It’s a concept album in which a fictitious 1970s classic rock musician reflects on his life and career, covering themes of fame, ageing and the fear of being made irrelevant by younger and more vital acts. The album features an impressive supporting cast including Porcupine Tree’s Colin Edwin and The Pineapple Thief’s Bruce Soord as well as guest appearance from Kit Watkins and Jethro Tull’s Ian Anderson.
The first two numbers, “Worlds of Yesterday” and the lengthy “Moonshot Manchild” set the overall mood, dreamy and elegiac, Tim Bowness’ sometimes understated vocals set amidst rich keyboard-led arrangements with swirling Mellotron playing a lead role, flute fluttering in and out of the mix, and violin adding further colour. “Kill the Pain that’s Killing You” with its squalling guitars and skittering percussion is a change of pace, one song on the album that rocks out. “You’ll be the Silence” is suitably epic, while the short but darkly atmospheric title track oozes foreboding.
The album closes with “Distant Summers”, a distillation of many of the album’s strengths, and featuring Ian Anderson’s evocative flute solo over a wash of Mellotron; none more prog.
The fictional discography of Jeff Harrison of Moonshot references the iconic artwork of Dark Side of the Moon and In the Court of the Crimson King, and these are echoed in the music as well along with the more contemporary sounds of Porcupine Tree and latter-day Marillion.
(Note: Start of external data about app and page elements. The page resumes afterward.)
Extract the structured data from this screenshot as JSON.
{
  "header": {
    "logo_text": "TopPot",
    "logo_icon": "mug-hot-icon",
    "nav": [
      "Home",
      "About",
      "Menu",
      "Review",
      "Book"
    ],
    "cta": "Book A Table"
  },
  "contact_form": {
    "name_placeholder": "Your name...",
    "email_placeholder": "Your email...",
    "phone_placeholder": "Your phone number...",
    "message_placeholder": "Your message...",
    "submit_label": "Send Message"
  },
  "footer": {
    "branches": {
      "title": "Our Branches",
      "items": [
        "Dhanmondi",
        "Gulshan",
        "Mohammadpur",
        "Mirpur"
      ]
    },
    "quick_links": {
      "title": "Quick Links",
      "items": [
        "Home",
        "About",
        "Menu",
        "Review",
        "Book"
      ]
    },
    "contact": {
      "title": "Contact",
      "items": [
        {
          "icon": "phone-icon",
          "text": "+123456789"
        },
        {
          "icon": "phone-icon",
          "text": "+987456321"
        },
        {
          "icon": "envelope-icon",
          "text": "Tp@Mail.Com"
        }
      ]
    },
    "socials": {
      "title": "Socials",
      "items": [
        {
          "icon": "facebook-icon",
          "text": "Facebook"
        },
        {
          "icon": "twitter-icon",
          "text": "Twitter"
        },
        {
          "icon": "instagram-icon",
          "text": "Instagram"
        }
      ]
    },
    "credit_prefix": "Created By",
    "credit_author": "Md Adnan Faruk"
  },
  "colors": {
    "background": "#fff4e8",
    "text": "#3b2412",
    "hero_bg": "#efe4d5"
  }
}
But more than anything else the album draws heavily from the sonic palette of the second half of the 1970s, an Indian Summer of progressive rock when the genre was losing the Zeitgeist but nevertheless produced some classic albums that have stood the test of time.
This album is Tim Bowness’ homage to that era, and it’s as much about the gorgeous layered arrangements as it is about his excellent songwriting. It’s also an album that works as a continuous piece rather than just a collection of songs. Bowness has done an excellent job at evoking the spirit of a past era while framing it in a contemporary context.